**WORK TO BE COMPLETED**
The whole listing below should be retyped exactly, without any images.
>>>
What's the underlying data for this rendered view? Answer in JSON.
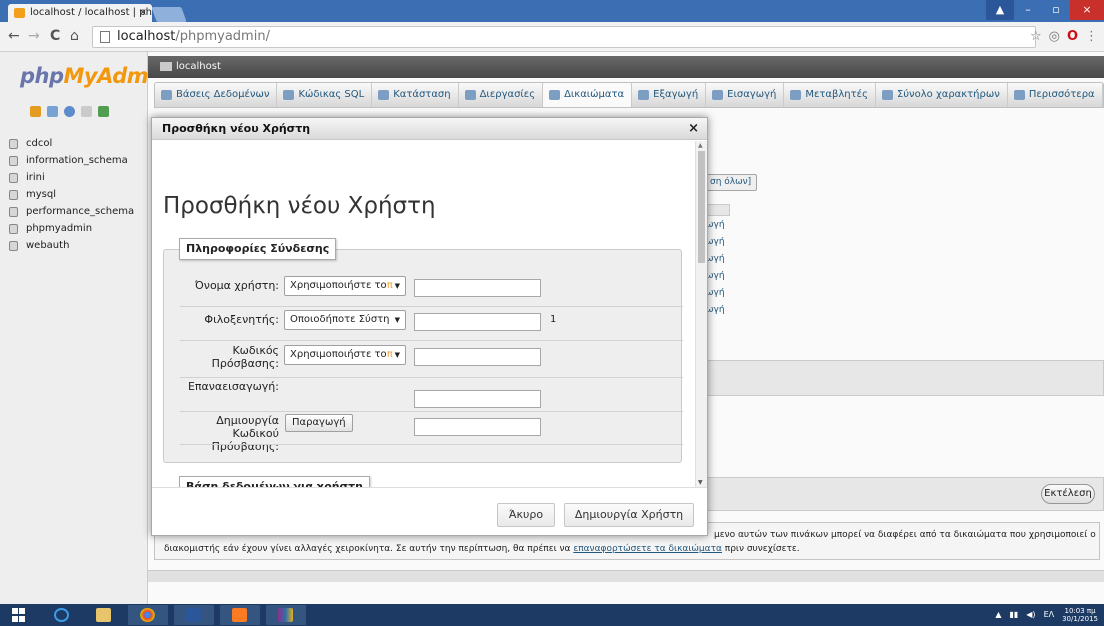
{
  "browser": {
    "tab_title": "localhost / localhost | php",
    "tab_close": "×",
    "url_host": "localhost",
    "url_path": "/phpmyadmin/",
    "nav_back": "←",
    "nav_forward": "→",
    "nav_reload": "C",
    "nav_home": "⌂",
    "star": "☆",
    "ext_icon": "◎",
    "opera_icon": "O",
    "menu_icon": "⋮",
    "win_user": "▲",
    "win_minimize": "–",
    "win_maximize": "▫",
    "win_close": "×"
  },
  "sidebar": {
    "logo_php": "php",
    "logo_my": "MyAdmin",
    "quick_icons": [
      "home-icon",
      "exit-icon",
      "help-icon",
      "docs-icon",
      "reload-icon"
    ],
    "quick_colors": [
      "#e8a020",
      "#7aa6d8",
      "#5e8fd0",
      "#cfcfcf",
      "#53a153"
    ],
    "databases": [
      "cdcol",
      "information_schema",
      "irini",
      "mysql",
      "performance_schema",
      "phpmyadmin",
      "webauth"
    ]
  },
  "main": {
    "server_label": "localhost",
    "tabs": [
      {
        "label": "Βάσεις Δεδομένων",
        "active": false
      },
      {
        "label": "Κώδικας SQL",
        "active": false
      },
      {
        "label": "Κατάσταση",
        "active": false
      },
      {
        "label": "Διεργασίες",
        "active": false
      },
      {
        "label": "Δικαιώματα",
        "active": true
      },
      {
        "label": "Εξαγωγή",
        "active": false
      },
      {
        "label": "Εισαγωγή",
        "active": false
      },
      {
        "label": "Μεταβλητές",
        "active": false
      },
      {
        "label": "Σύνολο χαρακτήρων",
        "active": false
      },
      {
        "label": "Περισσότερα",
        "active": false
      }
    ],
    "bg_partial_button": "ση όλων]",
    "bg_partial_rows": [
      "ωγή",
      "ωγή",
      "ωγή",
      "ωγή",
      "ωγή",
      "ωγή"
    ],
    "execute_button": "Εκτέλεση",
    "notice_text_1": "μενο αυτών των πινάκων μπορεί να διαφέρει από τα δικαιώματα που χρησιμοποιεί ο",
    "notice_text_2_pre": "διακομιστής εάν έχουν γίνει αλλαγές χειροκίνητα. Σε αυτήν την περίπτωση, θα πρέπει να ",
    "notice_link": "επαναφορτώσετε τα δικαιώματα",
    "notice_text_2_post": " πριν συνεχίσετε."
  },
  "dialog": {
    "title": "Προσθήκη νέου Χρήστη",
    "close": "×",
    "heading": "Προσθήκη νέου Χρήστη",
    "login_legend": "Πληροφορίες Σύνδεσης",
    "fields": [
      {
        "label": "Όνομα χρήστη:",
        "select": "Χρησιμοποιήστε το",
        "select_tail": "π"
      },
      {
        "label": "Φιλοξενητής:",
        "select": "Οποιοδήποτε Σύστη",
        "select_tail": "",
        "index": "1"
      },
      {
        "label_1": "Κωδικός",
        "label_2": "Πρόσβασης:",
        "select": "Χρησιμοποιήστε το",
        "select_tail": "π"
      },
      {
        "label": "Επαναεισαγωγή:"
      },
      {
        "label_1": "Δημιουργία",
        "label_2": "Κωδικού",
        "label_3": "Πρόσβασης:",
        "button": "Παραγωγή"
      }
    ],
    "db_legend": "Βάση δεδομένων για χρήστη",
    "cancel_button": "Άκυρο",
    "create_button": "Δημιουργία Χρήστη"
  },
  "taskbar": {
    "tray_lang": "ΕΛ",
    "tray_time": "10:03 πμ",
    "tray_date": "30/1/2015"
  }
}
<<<
**ANSWER SPACE**
What's the underlying data for this rendered view? Answer in JSON.
{
  "browser": {
    "tab_title": "localhost / localhost | php",
    "tab_close": "×",
    "url_host": "localhost",
    "url_path": "/phpmyadmin/",
    "nav_back": "←",
    "nav_forward": "→",
    "nav_reload": "C",
    "nav_home": "⌂",
    "star": "☆",
    "ext_icon": "◎",
    "opera_icon": "O",
    "menu_icon": "⋮",
    "win_user": "▲",
    "win_minimize": "–",
    "win_maximize": "▫",
    "win_close": "×"
  },
  "sidebar": {
    "logo_php": "php",
    "logo_my": "MyAdmin",
    "quick_icons": [
      "home-icon",
      "exit-icon",
      "help-icon",
      "docs-icon",
      "reload-icon"
    ],
    "quick_colors": [
      "#e8a020",
      "#7aa6d8",
      "#5e8fd0",
      "#cfcfcf",
      "#53a153"
    ],
    "databases": [
      "cdcol",
      "information_schema",
      "irini",
      "mysql",
      "performance_schema",
      "phpmyadmin",
      "webauth"
    ]
  },
  "main": {
    "server_label": "localhost",
    "tabs": [
      {
        "label": "Βάσεις Δεδομένων",
        "active": false
      },
      {
        "label": "Κώδικας SQL",
        "active": false
      },
      {
        "label": "Κατάσταση",
        "active": false
      },
      {
        "label": "Διεργασίες",
        "active": false
      },
      {
        "label": "Δικαιώματα",
        "active": true
      },
      {
        "label": "Εξαγωγή",
        "active": false
      },
      {
        "label": "Εισαγωγή",
        "active": false
      },
      {
        "label": "Μεταβλητές",
        "active": false
      },
      {
        "label": "Σύνολο χαρακτήρων",
        "active": false
      },
      {
        "label": "Περισσότερα",
        "active": false
      }
    ],
    "bg_partial_button": "ση όλων]",
    "bg_partial_rows": [
      "ωγή",
      "ωγή",
      "ωγή",
      "ωγή",
      "ωγή",
      "ωγή"
    ],
    "execute_button": "Εκτέλεση",
    "notice_text_1": "μενο αυτών των πινάκων μπορεί να διαφέρει από τα δικαιώματα που χρησιμοποιεί ο",
    "notice_text_2_pre": "διακομιστής εάν έχουν γίνει αλλαγές χειροκίνητα. Σε αυτήν την περίπτωση, θα πρέπει να ",
    "notice_link": "επαναφορτώσετε τα δικαιώματα",
    "notice_text_2_post": " πριν συνεχίσετε."
  },
  "dialog": {
    "title": "Προσθήκη νέου Χρήστη",
    "close": "×",
    "heading": "Προσθήκη νέου Χρήστη",
    "login_legend": "Πληροφορίες Σύνδεσης",
    "fields": [
      {
        "label": "Όνομα χρήστη:",
        "select": "Χρησιμοποιήστε το",
        "select_tail": "π"
      },
      {
        "label": "Φιλοξενητής:",
        "select": "Οποιοδήποτε Σύστη",
        "select_tail": "",
        "index": "1"
      },
      {
        "label_1": "Κωδικός",
        "label_2": "Πρόσβασης:",
        "select": "Χρησιμοποιήστε το",
        "select_tail": "π"
      },
      {
        "label": "Επαναεισαγωγή:"
      },
      {
        "label_1": "Δημιουργία",
        "label_2": "Κωδικού",
        "label_3": "Πρόσβασης:",
        "button": "Παραγωγή"
      }
    ],
    "db_legend": "Βάση δεδομένων για χρήστη",
    "cancel_button": "Άκυρο",
    "create_button": "Δημιουργία Χρήστη"
  },
  "taskbar": {
    "tray_lang": "ΕΛ",
    "tray_time": "10:03 πμ",
    "tray_date": "30/1/2015"
  }
}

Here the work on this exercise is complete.